Having given you an earful about the importance of using dating to create the permanent relationship of marriage, I now address what you should be looking for in marriage. In particular, I want to focus on the erroneous modern search for partners rather than soulmates. What’s the difference, you ask? Well, I’ll tell you.
According to Talmudic legend, the almighty did quite a bit of “dating” before He settled down into a loving relationship with Jews. He offered the Ten Commandments to other nations, but was upset when each of them decided that the requirements were not to their liking. For example, the Chaldeans were interested at first, but when they were told that the Torah forbids stealing, they changed their minds. The Egyptians were put off by that pesky prohibition on adultery, and the Syrians were amazed that they were expected not to covet.
But the Jews were not so fickle. When Moses told them that G-d wanted to give them the commandments, they asked Moses how much they would cost. When he responded that they were free, he said, “Okay, we’ll take ten.” But humor aside, when Moses asked the Jews if they would accept the Ten Commandments, they responded affirmatively with “We will do and we will try to understand,” signifying the need for every relationship to embody the right actions and the right motivations. No petty quibbles from these folks. They were committed to the relationship and they did not care about the conditions.
Okay, on the surface the Jews may not have been the best pick of nations. They’d been slaves for two hundred years, and even after liberation, they griped continually about going back to the fleshpots of Egypt. And there were so few of them! Only six hundred thousand males of military-service age.

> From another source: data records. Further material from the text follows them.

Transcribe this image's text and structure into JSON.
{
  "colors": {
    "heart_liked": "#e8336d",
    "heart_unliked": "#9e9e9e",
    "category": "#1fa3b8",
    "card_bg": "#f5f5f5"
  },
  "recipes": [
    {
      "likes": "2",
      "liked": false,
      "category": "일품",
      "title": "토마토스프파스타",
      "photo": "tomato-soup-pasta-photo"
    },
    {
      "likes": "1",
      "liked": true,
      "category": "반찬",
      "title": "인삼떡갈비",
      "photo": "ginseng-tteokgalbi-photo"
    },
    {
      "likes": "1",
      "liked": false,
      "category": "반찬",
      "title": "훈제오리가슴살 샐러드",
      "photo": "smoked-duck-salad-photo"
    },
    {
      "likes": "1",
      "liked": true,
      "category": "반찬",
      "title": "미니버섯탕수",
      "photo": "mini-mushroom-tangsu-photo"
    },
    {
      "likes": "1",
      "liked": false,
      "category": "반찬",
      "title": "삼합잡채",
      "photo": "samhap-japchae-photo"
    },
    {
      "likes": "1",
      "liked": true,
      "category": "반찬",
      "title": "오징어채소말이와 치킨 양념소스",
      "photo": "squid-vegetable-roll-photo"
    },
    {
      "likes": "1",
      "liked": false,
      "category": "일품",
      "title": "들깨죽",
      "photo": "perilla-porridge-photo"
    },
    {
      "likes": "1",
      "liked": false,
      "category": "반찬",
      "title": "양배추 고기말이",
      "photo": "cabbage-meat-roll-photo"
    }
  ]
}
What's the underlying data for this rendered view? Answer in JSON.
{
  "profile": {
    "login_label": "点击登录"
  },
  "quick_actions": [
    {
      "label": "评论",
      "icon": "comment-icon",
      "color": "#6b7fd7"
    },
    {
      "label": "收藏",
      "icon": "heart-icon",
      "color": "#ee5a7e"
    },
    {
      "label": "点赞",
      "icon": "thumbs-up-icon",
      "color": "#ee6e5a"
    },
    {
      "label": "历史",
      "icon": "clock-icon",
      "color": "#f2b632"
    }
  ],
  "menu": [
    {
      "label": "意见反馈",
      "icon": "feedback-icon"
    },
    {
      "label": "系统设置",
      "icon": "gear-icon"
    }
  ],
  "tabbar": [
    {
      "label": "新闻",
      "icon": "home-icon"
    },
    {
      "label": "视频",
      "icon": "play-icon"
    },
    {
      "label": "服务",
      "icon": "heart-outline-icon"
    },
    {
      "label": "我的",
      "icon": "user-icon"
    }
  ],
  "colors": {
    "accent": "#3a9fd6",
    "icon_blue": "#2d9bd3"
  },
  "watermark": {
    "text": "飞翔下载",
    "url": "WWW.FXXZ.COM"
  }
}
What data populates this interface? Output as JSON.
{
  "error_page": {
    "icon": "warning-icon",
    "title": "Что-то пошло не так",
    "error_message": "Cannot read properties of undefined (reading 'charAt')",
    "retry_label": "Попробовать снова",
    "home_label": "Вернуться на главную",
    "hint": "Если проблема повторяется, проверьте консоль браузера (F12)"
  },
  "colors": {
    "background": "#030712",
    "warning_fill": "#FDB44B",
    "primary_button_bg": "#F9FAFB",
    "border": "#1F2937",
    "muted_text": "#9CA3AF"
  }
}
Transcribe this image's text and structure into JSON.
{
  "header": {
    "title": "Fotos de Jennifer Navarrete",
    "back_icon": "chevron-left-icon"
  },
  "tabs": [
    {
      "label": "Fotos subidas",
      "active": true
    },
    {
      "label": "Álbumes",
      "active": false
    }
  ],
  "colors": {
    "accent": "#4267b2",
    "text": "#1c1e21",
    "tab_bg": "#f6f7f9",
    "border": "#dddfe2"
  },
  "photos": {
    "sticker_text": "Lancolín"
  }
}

But none of that mattered. G-d did not choose to love the Jews for their attributes or skills. He chose to love them because they chose to love Him unconditionally. This is why they said, “We will do” before “we will try to understand”. The Jews reassured G-d that even if they didn’t understand why He wanted certain things, they would still always accommodate Him.
The difference between a soulmate and a partner
Today, far too few people date in order to find their soulmate. Instead, they search for a “partner.” Because of a fundamental confusion of priorities, these men and women want to find a person who will provide them with many different and superficial things, rather than a companion who will connect with them on the deepest level.
Of course, there is some logic to their thinking. It’s very sensible and businesslike. Imagine, for example, that a man named Stanley wishes to open a clothing store. Seeing the benefits of not undertaking this mammoth project alone, he seeks first to find a partner. He expects the partner to match his contribution in money, toil, creativity, and enterprise. For this, the partner will receive an equal share in the business.
So Stanley puts twenty thousand dollars into the business, and asks his new partner, Harry to invest the same amount. Stanley spends fifty hours per week driving around representing the business to clients, and he expects Harry to do the same. This is why they are partners – because they each contribute an equal share to the business.
What if Harry is not as articulate as Stanley? What if his going out and speaking to clients will prove disastrous to the business? No problem, says Stanley to Harry. I’m good at some things, while you’re good at others. So I’ll put forty hours per week into sales, and I expect you to put an equal amount of time into accounts. Now we have a complementary partnership and that works out fine.
This is how most people go about dating. The first thing they do is determine that marriage is an enterprise that requires two people. Since you are only one person, you require a partner. And what kind of partner should you find? Someone who can either match or at least complement your contribution. Hence, all that men and women today aspire in a marriage is simply finding a partner. Not only do these people not find their soulmate; they’re not even looking. They have settled for something far, far less.
To find the perfect soulmate, you should focus not on what you have, but what you lack
Here you have one of the biggest mistakes of all. The way people today look for a marriage partner is by sitting down and making a list of everything they have to contribute to the relationship. So the man sits down and he says to himself, “Well, I’m good-looking, well educated, come from a good family, have a good sense of humor, and have a great job. Therefore, what I’m looking for is someone who at least brings the same contribution to the party. I need a woman who is very pretty, highly educated, from a great family,” etc. Although this is the most common form of modern dating, it is also the stupidest. Dating should never begin with a list of what we have. Rather, it must begin with making a mental list of what we lack. You don’t go into a relationship because you have something. Rather, you go into a relationship because you are missing something. And only by identifying that one big thing that we are missing are we guaranteed to find someone who actually makes us feel whole.
In other words, a partner in marriage can give you many things. They can bring with them physical beauty, an income, some decent relatives who aren’t all inbred, and an occasional laugh. (Forget about sex once you’re married.) But although the partner brings many things, these things are superficial. A soulmate, on the other hand, brings you only one thing. But it is the most vital thing of all, namely, an end to your loneliness and a feeling that you are the most special person in the entire world.